Jim Crow gave birth to a new and more sophisticated form of himself. Instead of donning sheets and hoods, he donned business suits and carried leather briefcases. He traded in his fire hoses, rope and dogs for law, policy and money. He changed his stance and speech patterns, gained epicurean insight and began calling himself James Crow, Esq.

Unlike his uncultured cousin, James Crow, Esq., has a stellar education and is better able to twist and pervert the justice system for his dirty work. Unlike his counterpart, he uses the pen as his weapon instead of the noose. In this way, he is able to distance himself from the old, obvious racism and pretend that his own sins, though as numerous and cruel as his counterpart’s, are somehow right and fair-seeming. The outcome is the same for those targeted by Jim or James, but James’ hands APPEAR to be clean…and in today’s society, appearance is everything.

But we celebrate. We celebrate the death of Jim Crow while ignoring the continued survival of James. We tell ourselves or, better yet, are told that race is no longer an issue and that those who think otherwise are troublemakers and race baiters. But, lo and behold, just as in the days of Jim Crow, voting rights are still an issue. Decades later, the new face of an unjustified and unpunished murder is Trayvon Martin instead of Emmett Till. In 2013, African Americans are still given harsher penalties than their white counterparts for the same crimes.

So…what was the celebration for?

As strange as it may seem, we appear to be celebrating the strides African Americans have made in their quest for equality in the same vein as someone who was suffering under eight tumors and now has only six. Obviously, you don’t want to dismiss the unmistakable healing that has taken place but, make no mistake, he is not whole. He continues to need major assistance and adjustments. For all his strides, the cancer is still there.
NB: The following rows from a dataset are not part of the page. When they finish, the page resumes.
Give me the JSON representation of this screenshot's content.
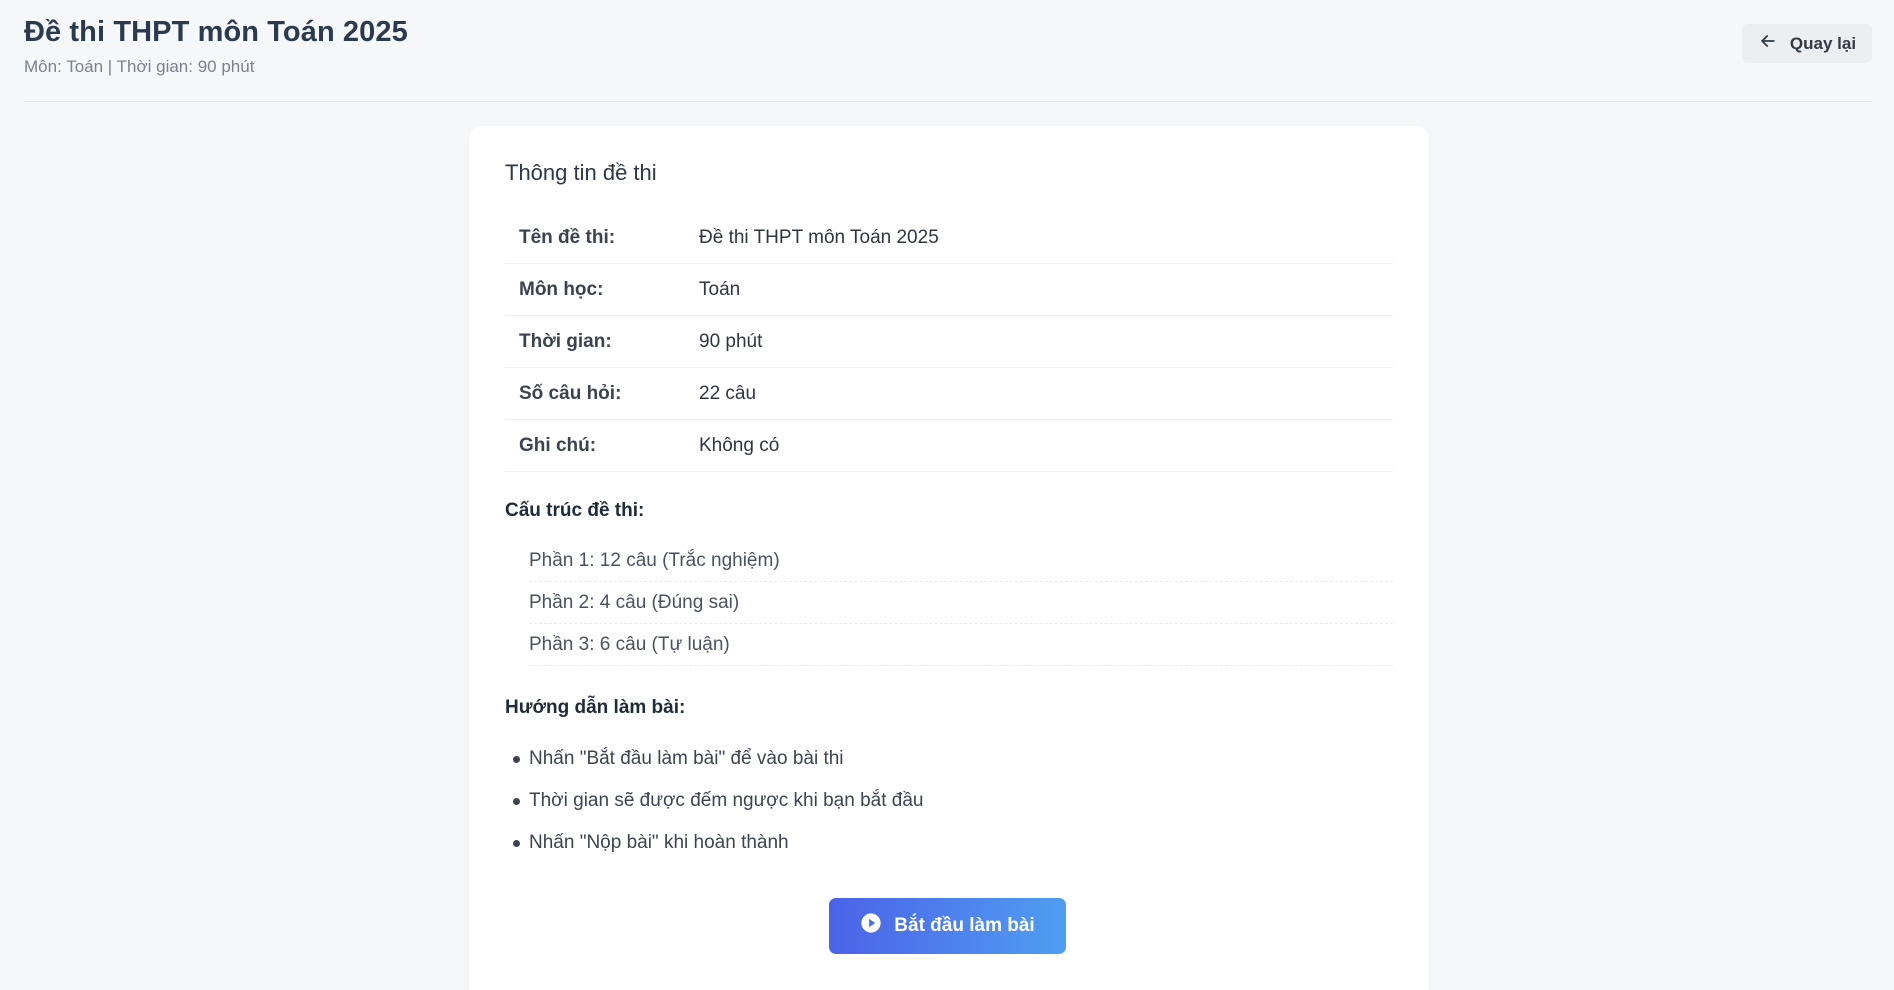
{
  "header": {
    "title": "Đề thi THPT môn Toán 2025",
    "subtitle": "Môn: Toán | Thời gian: 90 phút",
    "back_label": "Quay lại",
    "back_icon": "arrow-left-icon"
  },
  "card": {
    "title": "Thông tin đề thi",
    "info": [
      {
        "label": "Tên đề thi:",
        "value": "Đề thi THPT môn Toán 2025"
      },
      {
        "label": "Môn học:",
        "value": "Toán"
      },
      {
        "label": "Thời gian:",
        "value": "90 phút"
      },
      {
        "label": "Số câu hỏi:",
        "value": "22 câu"
      },
      {
        "label": "Ghi chú:",
        "value": "Không có"
      }
    ],
    "structure_heading": "Cấu trúc đề thi:",
    "structure": [
      "Phần 1: 12 câu (Trắc nghiệm)",
      "Phần 2: 4 câu (Đúng sai)",
      "Phần 3: 6 câu (Tự luận)"
    ],
    "guide_heading": "Hướng dẫn làm bài:",
    "guide": [
      "Nhấn \"Bắt đầu làm bài\" để vào bài thi",
      "Thời gian sẽ được đếm ngược khi bạn bắt đầu",
      "Nhấn \"Nộp bài\" khi hoàn thành"
    ],
    "start_label": "Bắt đầu làm bài",
    "start_icon": "play-circle-icon"
  },
  "colors": {
    "accent_start": "#4b62e8",
    "accent_end": "#4f9ef2",
    "background": "#f6f7f9"
  }
}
Now, let’s imagine that it took 50 years for the two tumors to vanish. Would you feel the same about his achievements or would you have expected him to have been restored to wholeness and able to stand on his own two feet?

Can anybody hear me?